### Instructions for the task
The records that appear below are to be restated word for word.

Excerpts from an interface dataset:
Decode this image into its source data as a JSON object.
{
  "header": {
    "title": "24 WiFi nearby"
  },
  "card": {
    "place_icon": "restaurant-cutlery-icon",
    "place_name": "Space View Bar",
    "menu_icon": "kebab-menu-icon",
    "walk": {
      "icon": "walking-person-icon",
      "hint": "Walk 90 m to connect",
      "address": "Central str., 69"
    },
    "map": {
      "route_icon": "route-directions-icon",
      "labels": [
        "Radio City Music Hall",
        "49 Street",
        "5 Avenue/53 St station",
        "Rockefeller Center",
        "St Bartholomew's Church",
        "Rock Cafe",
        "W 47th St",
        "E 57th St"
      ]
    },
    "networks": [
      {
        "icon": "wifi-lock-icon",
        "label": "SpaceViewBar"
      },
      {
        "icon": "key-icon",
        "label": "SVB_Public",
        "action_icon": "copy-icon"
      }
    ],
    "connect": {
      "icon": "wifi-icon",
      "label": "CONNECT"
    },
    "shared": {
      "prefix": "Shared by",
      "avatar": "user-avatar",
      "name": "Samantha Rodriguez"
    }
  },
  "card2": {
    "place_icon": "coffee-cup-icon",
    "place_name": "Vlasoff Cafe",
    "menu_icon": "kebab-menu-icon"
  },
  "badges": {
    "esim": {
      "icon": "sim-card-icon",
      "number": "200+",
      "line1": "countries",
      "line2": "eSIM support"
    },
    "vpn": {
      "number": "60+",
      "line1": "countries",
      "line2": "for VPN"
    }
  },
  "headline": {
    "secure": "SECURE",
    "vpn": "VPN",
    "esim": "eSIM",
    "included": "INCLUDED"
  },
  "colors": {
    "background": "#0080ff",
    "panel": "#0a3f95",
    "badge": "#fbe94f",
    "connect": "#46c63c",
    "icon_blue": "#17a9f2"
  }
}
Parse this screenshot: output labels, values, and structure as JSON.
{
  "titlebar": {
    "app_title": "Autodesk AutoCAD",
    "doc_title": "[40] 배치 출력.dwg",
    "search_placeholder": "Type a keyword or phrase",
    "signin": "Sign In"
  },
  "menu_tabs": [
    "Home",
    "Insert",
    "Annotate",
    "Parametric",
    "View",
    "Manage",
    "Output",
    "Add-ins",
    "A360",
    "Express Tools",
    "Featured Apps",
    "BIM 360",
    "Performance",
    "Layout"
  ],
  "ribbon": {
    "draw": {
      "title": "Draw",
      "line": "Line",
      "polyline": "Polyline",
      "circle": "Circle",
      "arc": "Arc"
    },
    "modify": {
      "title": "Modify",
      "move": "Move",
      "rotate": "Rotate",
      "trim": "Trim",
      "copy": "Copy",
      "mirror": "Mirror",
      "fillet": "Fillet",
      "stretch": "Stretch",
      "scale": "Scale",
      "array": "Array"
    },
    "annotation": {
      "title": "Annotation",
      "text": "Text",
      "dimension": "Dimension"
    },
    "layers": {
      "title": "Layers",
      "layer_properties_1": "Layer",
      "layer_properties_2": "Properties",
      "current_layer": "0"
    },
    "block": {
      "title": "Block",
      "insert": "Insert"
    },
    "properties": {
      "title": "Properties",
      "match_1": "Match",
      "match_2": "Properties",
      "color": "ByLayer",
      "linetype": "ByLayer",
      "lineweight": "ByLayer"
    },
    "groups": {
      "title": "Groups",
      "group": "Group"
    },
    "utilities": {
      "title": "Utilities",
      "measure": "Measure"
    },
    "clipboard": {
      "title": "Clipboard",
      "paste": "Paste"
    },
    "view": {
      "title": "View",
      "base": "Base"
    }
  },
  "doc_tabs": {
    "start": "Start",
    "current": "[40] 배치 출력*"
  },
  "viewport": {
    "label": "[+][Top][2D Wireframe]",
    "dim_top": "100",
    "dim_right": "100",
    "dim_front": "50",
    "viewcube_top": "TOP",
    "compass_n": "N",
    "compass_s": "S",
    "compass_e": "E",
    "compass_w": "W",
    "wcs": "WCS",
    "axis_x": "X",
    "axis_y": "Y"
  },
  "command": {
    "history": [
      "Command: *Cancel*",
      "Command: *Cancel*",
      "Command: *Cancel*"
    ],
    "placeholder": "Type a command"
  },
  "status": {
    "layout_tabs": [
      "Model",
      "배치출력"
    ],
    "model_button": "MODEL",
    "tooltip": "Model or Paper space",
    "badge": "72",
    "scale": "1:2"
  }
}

### Task solution
Decode this image into its source data as a JSON object.
{
  "header": {
    "title": "24 WiFi nearby"
  },
  "card": {
    "place_icon": "restaurant-cutlery-icon",
    "place_name": "Space View Bar",
    "menu_icon": "kebab-menu-icon",
    "walk": {
      "icon": "walking-person-icon",
      "hint": "Walk 90 m to connect",
      "address": "Central str., 69"
    },
    "map": {
      "route_icon": "route-directions-icon",
      "labels": [
        "Radio City Music Hall",
        "49 Street",
        "5 Avenue/53 St station",
        "Rockefeller Center",
        "St Bartholomew's Church",
        "Rock Cafe",
        "W 47th St",
        "E 57th St"
      ]
    },
    "networks": [
      {
        "icon": "wifi-lock-icon",
        "label": "SpaceViewBar"
      },
      {
        "icon": "key-icon",
        "label": "SVB_Public",
        "action_icon": "copy-icon"
      }
    ],
    "connect": {
      "icon": "wifi-icon",
      "label": "CONNECT"
    },
    "shared": {
      "prefix": "Shared by",
      "avatar": "user-avatar",
      "name": "Samantha Rodriguez"
    }
  },
  "card2": {
    "place_icon": "coffee-cup-icon",
    "place_name": "Vlasoff Cafe",
    "menu_icon": "kebab-menu-icon"
  },
  "badges": {
    "esim": {
      "icon": "sim-card-icon",
      "number": "200+",
      "line1": "countries",
      "line2": "eSIM support"
    },
    "vpn": {
      "number": "60+",
      "line1": "countries",
      "line2": "for VPN"
    }
  },
  "headline": {
    "secure": "SECURE",
    "vpn": "VPN",
    "esim": "eSIM",
    "included": "INCLUDED"
  },
  "colors": {
    "background": "#0080ff",
    "panel": "#0a3f95",
    "badge": "#fbe94f",
    "connect": "#46c63c",
    "icon_blue": "#17a9f2"
  }
}
Parse this screenshot: output labels, values, and structure as JSON.
{
  "titlebar": {
    "app_title": "Autodesk AutoCAD",
    "doc_title": "[40] 배치 출력.dwg",
    "search_placeholder": "Type a keyword or phrase",
    "signin": "Sign In"
  },
  "menu_tabs": [
    "Home",
    "Insert",
    "Annotate",
    "Parametric",
    "View",
    "Manage",
    "Output",
    "Add-ins",
    "A360",
    "Express Tools",
    "Featured Apps",
    "BIM 360",
    "Performance",
    "Layout"
  ],
  "ribbon": {
    "draw": {
      "title": "Draw",
      "line": "Line",
      "polyline": "Polyline",
      "circle": "Circle",
      "arc": "Arc"
    },
    "modify": {
      "title": "Modify",
      "move": "Move",
      "rotate": "Rotate",
      "trim": "Trim",
      "copy": "Copy",
      "mirror": "Mirror",
      "fillet": "Fillet",
      "stretch": "Stretch",
      "scale": "Scale",
      "array": "Array"
    },
    "annotation": {
      "title": "Annotation",
      "text": "Text",
      "dimension": "Dimension"
    },
    "layers": {
      "title": "Layers",
      "layer_properties_1": "Layer",
      "layer_properties_2": "Properties",
      "current_layer": "0"
    },
    "block": {
      "title": "Block",
      "insert": "Insert"
    },
    "properties": {
      "title": "Properties",
      "match_1": "Match",
      "match_2": "Properties",
      "color": "ByLayer",
      "linetype": "ByLayer",
      "lineweight": "ByLayer"
    },
    "groups": {
      "title": "Groups",
      "group": "Group"
    },
    "utilities": {
      "title": "Utilities",
      "measure": "Measure"
    },
    "clipboard": {
      "title": "Clipboard",
      "paste": "Paste"
    },
    "view": {
      "title": "View",
      "base": "Base"
    }
  },
  "doc_tabs": {
    "start": "Start",
    "current": "[40] 배치 출력*"
  },
  "viewport": {
    "label": "[+][Top][2D Wireframe]",
    "dim_top": "100",
    "dim_right": "100",
    "dim_front": "50",
    "viewcube_top": "TOP",
    "compass_n": "N",
    "compass_s": "S",
    "compass_e": "E",
    "compass_w": "W",
    "wcs": "WCS",
    "axis_x": "X",
    "axis_y": "Y"
  },
  "command": {
    "history": [
      "Command: *Cancel*",
      "Command: *Cancel*",
      "Command: *Cancel*"
    ],
    "placeholder": "Type a command"
  },
  "status": {
    "layout_tabs": [
      "Model",
      "배치출력"
    ],
    "model_button": "MODEL",
    "tooltip": "Model or Paper space",
    "badge": "72",
    "scale": "1:2"
  }
}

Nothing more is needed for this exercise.